Friday, 7 December 2007

Ward cover

Today was my first evening of ward cover. It's exactly the same as weekend ward cover - being asked to make decisions about patients you don't know and constantly being asked to review patients for no good reason. Here is what I spent my evening doing:

1. Bleeped to go and review a patient with severe abdo pain. Didn't bother trying to get any other details on the phone since the nurse could barely speak english. Arrived to find that the patient had metastatic bowel cancer, she had had the same pain since admission and had been seen by palliative care who had advised PRN tramadol. Looked at the PRN section of the drug chart only to find that no analgesia apart from paracetamol had been give for two days despite the fact that tramadol, diclofenac and morphine had all been prescribed. When I asked the nurse why she hadn't given any of the painkillers that had been prescribed she just looked at me blankly. Wrote tramadol up regularly since the patient just won't get it otherwise. Poor woman.

2. Asked to review a post-op patient with a swollen calf (alarm bells ringing at this point). Arrive to find the patient had knocked her leg on something and has a bit of a bruise on the side of her leg but no swelling, no tenderness, not hot etc. Not in any pain. No action needed. What's more the (lovely) registrar had already seen her a few hours ago and told her that it was just a bruise.

3. Asked to review a patient's regular medication because the doses had been prescribed wrong. Looked for the patient's notes to try to find out the correct doses only to discover they had gone home two days ago.

4. Asked to consider changing several patient's antibiotics from IV to oral despite never having met them and not having a clue why they were even on antibiotics.

5. Asked to prescribe vaccinations for a patient who had a splenectomy and needed them sometime before going home next week.

5. Asked to write TTOs for a patient who might be going home on monday.

6. Asked to rewrite 2 drug charts.

The surprising thing is that this is all within a couple of hours of the normal teams leaving. I'm sure the nurses wait until 5 before looking to see if any fluids need prescribing, drug charts need rewriting etc. I wrote "No - this is a job for the normal team" on a couple of the notes left for me. I was very very close to writing "Fuck off"


Anonymous said...

I have just found your blog and enjoyed (if that is the right word) reading it. You are relating the same experiences as my daughter, who is also an F1. She regularly phones me as she walks to the car at the end of another exhausting day to offload her anger and frustration. Keep your chin up! You are doing a wonderful job under disgraceful circumstances.

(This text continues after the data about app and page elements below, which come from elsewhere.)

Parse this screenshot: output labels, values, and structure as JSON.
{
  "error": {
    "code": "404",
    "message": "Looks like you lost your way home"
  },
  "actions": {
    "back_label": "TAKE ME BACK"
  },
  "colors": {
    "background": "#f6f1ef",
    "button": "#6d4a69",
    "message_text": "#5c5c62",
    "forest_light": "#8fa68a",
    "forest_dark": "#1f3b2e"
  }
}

Anonymous said...

Sorry you have not updated for a while! I enjoyed your blog. If you are on facebook, this group may interest you, and you may have somehting to add to their stories:

Anonymous said...

Stop whingeing and just get on with it!